“I should have done things a lot differently, but don’t feel should be criminally charged for keeping it safe,” he said. “I wasn’t hanging onto it as a toy or personal weapon.”
Kalkaska County Prosecutor Mike Perreault said Flanagan’s problems started when he took the gun and failed to report it.
“If you come across a firearm, the appropriate response is to report it,” Perreault said. “Same if you find a wallet on the sidewalk. You should report it.”
Traverse City defense attorney Gerald Chefalo isn’t involved with the case, but said the facts as presented by a Record-Eagle reporter raise several questions about the judgment of the individuals involved, especially Flanagan.
“He could have left it,” he said. “He could have not touched it and informed staff at store. (Instead) he put his hands on the weapon, removed it from the store and kept it safe”
“This obviously is not a shining moment for how to properly handle a loaded firearm,” he said of the unnamed trooper. “That has almost nothing to do with what the accused did here.”
Perreault said the fact a state trooper’s gun was involved in the case had nothing to do with how it was charged.
“It would be the same thing if he was walking through a grocery store and found somebody’s purse and took it and (hid) it in a closet for a month,” he said. “This isn’t a case of ‘finders keepers, losers weepers.’”

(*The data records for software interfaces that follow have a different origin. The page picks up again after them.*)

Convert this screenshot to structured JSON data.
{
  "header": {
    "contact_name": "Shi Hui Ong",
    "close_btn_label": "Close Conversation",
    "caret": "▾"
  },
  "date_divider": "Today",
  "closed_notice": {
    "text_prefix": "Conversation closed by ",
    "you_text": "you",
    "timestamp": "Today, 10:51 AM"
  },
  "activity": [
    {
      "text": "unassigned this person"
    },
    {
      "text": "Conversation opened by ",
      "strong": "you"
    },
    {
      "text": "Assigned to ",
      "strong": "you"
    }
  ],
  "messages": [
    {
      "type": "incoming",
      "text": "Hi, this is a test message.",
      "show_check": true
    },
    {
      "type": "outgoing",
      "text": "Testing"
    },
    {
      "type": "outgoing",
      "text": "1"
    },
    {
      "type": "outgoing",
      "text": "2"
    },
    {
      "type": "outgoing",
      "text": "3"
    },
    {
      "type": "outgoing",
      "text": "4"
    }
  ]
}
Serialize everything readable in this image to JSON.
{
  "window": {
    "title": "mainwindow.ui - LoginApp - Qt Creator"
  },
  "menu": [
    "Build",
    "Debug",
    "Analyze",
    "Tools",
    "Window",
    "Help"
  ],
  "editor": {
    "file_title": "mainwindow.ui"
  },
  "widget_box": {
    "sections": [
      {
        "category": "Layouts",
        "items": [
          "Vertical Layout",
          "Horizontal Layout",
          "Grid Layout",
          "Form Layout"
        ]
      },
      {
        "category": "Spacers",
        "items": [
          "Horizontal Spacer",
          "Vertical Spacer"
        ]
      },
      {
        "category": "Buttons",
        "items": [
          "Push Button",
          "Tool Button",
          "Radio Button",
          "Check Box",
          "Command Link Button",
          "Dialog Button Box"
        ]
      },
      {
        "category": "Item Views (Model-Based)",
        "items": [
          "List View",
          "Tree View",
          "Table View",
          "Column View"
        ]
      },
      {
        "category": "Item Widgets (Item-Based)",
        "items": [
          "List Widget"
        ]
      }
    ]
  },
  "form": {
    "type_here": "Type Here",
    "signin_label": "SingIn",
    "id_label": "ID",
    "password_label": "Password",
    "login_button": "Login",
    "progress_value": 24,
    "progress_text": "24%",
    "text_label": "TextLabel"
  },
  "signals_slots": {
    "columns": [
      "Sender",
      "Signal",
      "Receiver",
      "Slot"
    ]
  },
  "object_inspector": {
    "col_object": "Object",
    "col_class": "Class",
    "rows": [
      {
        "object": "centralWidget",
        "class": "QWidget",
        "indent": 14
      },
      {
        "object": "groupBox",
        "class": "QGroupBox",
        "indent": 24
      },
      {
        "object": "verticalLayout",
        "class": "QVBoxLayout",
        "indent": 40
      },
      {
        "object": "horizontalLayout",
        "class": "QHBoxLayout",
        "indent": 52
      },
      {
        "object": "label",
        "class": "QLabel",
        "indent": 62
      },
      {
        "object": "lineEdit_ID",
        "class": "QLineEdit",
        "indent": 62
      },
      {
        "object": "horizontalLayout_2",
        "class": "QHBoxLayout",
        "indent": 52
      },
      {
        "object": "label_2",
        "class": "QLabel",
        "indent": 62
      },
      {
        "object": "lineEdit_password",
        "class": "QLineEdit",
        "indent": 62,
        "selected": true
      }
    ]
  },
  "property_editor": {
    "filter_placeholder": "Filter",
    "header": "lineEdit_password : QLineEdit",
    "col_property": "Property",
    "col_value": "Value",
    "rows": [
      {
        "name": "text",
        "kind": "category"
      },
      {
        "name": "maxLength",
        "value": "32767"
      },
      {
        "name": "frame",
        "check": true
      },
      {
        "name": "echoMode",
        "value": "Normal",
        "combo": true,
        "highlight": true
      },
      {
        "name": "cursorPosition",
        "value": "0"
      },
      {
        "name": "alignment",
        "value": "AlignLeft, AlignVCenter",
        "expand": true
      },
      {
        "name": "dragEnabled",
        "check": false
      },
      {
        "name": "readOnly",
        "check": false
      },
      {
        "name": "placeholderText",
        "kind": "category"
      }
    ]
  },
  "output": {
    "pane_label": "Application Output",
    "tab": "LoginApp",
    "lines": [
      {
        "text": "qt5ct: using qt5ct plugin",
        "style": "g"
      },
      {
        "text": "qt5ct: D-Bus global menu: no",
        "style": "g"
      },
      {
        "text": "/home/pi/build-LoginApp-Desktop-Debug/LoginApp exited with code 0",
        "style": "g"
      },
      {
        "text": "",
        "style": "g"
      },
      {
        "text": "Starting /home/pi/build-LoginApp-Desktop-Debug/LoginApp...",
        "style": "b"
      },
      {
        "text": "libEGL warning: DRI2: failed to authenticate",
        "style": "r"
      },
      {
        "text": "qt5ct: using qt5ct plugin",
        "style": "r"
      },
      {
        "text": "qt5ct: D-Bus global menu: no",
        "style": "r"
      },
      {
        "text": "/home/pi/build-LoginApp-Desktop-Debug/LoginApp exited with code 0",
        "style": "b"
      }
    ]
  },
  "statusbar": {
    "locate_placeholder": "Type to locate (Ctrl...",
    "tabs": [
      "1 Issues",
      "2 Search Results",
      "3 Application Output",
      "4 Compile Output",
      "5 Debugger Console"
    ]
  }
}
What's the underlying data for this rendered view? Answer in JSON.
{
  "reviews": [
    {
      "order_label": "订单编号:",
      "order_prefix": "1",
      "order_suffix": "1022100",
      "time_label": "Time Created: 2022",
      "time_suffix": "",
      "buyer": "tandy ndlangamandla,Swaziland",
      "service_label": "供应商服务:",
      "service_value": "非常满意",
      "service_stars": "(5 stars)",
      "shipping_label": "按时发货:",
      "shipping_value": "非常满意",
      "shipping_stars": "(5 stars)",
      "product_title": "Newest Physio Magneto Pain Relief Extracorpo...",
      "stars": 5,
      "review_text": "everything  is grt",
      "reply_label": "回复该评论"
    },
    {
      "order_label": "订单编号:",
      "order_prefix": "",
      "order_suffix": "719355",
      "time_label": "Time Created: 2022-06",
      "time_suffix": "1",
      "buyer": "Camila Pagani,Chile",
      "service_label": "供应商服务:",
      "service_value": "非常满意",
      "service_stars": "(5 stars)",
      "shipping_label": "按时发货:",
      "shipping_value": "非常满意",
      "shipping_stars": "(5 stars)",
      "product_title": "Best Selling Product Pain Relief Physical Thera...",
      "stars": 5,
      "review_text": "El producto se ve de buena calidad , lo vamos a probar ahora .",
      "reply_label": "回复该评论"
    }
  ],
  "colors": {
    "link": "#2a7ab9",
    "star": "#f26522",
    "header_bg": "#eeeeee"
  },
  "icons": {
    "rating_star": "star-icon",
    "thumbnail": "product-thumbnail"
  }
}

Flanagan’s defense attorney Thomas Seger didn’t return calls for comment. A jury trial in 46th Circuit Court is scheduled for Dec. 17.